=== Section Start ===

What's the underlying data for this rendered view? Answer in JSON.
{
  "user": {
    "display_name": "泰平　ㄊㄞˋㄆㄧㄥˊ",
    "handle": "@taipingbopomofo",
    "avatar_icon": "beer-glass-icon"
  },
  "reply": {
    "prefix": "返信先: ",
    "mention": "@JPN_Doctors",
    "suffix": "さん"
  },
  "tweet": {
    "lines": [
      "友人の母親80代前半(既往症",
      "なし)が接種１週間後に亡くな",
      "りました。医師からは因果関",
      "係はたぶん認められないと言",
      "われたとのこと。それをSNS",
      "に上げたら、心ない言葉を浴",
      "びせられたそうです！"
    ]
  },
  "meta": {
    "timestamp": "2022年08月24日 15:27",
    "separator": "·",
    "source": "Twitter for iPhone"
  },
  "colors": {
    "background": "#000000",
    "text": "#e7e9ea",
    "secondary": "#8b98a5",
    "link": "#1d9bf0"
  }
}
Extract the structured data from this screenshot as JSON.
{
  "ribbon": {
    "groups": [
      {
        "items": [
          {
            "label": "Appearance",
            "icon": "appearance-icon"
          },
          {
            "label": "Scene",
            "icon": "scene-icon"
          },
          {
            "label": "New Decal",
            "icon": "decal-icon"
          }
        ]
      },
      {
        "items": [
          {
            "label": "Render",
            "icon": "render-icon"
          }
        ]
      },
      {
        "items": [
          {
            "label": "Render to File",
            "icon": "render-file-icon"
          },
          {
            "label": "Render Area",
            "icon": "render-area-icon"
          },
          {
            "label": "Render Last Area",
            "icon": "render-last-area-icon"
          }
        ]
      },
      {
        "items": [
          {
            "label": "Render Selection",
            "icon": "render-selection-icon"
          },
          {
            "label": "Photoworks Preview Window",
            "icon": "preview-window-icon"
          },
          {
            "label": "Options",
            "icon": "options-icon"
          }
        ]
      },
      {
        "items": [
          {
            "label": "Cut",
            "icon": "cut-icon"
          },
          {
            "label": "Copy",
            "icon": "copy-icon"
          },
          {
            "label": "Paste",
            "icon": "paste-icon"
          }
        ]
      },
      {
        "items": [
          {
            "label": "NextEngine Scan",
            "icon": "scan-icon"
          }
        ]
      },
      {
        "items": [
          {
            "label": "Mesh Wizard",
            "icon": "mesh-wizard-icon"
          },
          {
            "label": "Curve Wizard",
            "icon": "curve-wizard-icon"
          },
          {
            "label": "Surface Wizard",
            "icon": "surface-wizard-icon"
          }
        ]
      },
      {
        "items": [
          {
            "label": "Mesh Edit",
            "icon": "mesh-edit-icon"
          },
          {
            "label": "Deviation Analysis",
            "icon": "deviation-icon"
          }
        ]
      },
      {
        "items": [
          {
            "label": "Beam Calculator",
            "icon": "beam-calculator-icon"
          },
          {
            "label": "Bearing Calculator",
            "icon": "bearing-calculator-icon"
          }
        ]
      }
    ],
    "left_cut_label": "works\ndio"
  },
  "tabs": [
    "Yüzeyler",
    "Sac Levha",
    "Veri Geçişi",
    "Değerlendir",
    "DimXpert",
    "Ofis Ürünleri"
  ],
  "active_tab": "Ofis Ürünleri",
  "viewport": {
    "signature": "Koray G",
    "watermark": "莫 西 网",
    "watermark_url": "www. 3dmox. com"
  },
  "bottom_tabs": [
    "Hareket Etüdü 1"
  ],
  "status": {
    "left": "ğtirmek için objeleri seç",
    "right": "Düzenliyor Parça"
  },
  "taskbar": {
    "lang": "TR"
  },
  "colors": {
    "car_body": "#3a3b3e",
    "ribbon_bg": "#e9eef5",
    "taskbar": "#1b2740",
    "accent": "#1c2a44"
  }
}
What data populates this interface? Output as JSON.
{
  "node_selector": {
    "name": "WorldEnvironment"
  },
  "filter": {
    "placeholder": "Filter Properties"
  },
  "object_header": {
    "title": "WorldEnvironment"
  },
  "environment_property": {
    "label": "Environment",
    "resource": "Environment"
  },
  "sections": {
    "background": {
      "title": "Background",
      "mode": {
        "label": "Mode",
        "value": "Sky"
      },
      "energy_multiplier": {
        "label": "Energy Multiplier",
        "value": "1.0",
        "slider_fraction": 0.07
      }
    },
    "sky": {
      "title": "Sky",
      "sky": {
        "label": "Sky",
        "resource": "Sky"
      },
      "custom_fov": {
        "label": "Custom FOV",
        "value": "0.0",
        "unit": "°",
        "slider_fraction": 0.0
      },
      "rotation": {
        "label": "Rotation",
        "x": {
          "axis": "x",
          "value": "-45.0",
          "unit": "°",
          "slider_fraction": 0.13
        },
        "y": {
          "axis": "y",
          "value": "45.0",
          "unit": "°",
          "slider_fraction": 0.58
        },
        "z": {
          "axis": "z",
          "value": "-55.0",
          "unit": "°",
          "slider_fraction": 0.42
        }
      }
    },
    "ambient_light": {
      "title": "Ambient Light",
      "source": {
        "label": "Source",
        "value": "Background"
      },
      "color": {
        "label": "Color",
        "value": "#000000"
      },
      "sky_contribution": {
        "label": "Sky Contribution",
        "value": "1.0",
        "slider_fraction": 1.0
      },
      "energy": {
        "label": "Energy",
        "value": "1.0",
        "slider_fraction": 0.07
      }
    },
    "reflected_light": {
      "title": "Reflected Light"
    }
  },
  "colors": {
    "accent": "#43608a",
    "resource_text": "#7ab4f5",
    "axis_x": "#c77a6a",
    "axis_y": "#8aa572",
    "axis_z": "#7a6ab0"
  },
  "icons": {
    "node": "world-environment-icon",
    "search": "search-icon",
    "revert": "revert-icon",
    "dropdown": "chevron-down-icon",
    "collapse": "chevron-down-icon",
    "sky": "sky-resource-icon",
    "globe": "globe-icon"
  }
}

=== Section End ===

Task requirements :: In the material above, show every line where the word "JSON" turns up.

Answer box ::
What's the underlying data for this rendered view? Answer in JSON.
Extract the structured data from this screenshot as JSON.
What data populates this interface? Output as JSON.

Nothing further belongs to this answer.